◆ What you should do: The entire listing is to be repeated verbatim.

◆ Data under study:

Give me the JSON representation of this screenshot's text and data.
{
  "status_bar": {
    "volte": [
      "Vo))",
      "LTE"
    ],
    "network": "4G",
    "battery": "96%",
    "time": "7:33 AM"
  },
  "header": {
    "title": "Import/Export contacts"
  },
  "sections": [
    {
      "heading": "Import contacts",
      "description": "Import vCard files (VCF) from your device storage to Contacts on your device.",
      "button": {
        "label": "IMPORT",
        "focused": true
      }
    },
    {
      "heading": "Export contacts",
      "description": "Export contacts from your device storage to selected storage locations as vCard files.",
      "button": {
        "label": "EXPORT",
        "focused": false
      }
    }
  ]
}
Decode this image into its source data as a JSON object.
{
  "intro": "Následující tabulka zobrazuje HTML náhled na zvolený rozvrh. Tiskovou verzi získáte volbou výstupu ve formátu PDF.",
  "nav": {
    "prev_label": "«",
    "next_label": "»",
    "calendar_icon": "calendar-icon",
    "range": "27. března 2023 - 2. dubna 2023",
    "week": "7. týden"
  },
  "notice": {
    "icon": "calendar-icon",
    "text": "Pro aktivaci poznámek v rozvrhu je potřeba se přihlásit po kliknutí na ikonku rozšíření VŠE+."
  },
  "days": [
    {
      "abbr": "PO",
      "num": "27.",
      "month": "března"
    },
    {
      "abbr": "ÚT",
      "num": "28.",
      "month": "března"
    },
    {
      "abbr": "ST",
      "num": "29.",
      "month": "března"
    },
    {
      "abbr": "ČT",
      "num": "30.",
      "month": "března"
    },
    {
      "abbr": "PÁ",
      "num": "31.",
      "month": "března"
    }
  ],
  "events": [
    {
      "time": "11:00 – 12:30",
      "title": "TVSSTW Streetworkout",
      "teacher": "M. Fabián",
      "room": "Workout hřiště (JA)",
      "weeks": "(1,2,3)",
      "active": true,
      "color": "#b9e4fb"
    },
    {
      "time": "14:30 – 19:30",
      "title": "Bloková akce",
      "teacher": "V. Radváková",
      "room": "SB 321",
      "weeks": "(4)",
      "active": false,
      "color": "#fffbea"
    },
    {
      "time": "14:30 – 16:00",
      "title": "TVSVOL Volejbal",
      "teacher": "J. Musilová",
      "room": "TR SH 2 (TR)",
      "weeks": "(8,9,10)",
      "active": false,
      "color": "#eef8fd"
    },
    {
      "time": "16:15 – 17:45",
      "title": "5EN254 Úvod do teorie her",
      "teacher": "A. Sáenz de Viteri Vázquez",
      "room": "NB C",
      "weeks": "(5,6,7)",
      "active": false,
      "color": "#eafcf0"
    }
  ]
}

◆ Exercise solution:
Give me the JSON representation of this screenshot's text and data.
{
  "status_bar": {
    "volte": [
      "Vo))",
      "LTE"
    ],
    "network": "4G",
    "battery": "96%",
    "time": "7:33 AM"
  },
  "header": {
    "title": "Import/Export contacts"
  },
  "sections": [
    {
      "heading": "Import contacts",
      "description": "Import vCard files (VCF) from your device storage to Contacts on your device.",
      "button": {
        "label": "IMPORT",
        "focused": true
      }
    },
    {
      "heading": "Export contacts",
      "description": "Export contacts from your device storage to selected storage locations as vCard files.",
      "button": {
        "label": "EXPORT",
        "focused": false
      }
    }
  ]
}
Decode this image into its source data as a JSON object.
{
  "intro": "Následující tabulka zobrazuje HTML náhled na zvolený rozvrh. Tiskovou verzi získáte volbou výstupu ve formátu PDF.",
  "nav": {
    "prev_label": "«",
    "next_label": "»",
    "calendar_icon": "calendar-icon",
    "range": "27. března 2023 - 2. dubna 2023",
    "week": "7. týden"
  },
  "notice": {
    "icon": "calendar-icon",
    "text": "Pro aktivaci poznámek v rozvrhu je potřeba se přihlásit po kliknutí na ikonku rozšíření VŠE+."
  },
  "days": [
    {
      "abbr": "PO",
      "num": "27.",
      "month": "března"
    },
    {
      "abbr": "ÚT",
      "num": "28.",
      "month": "března"
    },
    {
      "abbr": "ST",
      "num": "29.",
      "month": "března"
    },
    {
      "abbr": "ČT",
      "num": "30.",
      "month": "března"
    },
    {
      "abbr": "PÁ",
      "num": "31.",
      "month": "března"
    }
  ],
  "events": [
    {
      "time": "11:00 – 12:30",
      "title": "TVSSTW Streetworkout",
      "teacher": "M. Fabián",
      "room": "Workout hřiště (JA)",
      "weeks": "(1,2,3)",
      "active": true,
      "color": "#b9e4fb"
    },
    {
      "time": "14:30 – 19:30",
      "title": "Bloková akce",
      "teacher": "V. Radváková",
      "room": "SB 321",
      "weeks": "(4)",
      "active": false,
      "color": "#fffbea"
    },
    {
      "time": "14:30 – 16:00",
      "title": "TVSVOL Volejbal",
      "teacher": "J. Musilová",
      "room": "TR SH 2 (TR)",
      "weeks": "(8,9,10)",
      "active": false,
      "color": "#eef8fd"
    },
    {
      "time": "16:15 – 17:45",
      "title": "5EN254 Úvod do teorie her",
      "teacher": "A. Sáenz de Viteri Vázquez",
      "room": "NB C",
      "weeks": "(5,6,7)",
      "active": false,
      "color": "#eafcf0"
    }
  ]
}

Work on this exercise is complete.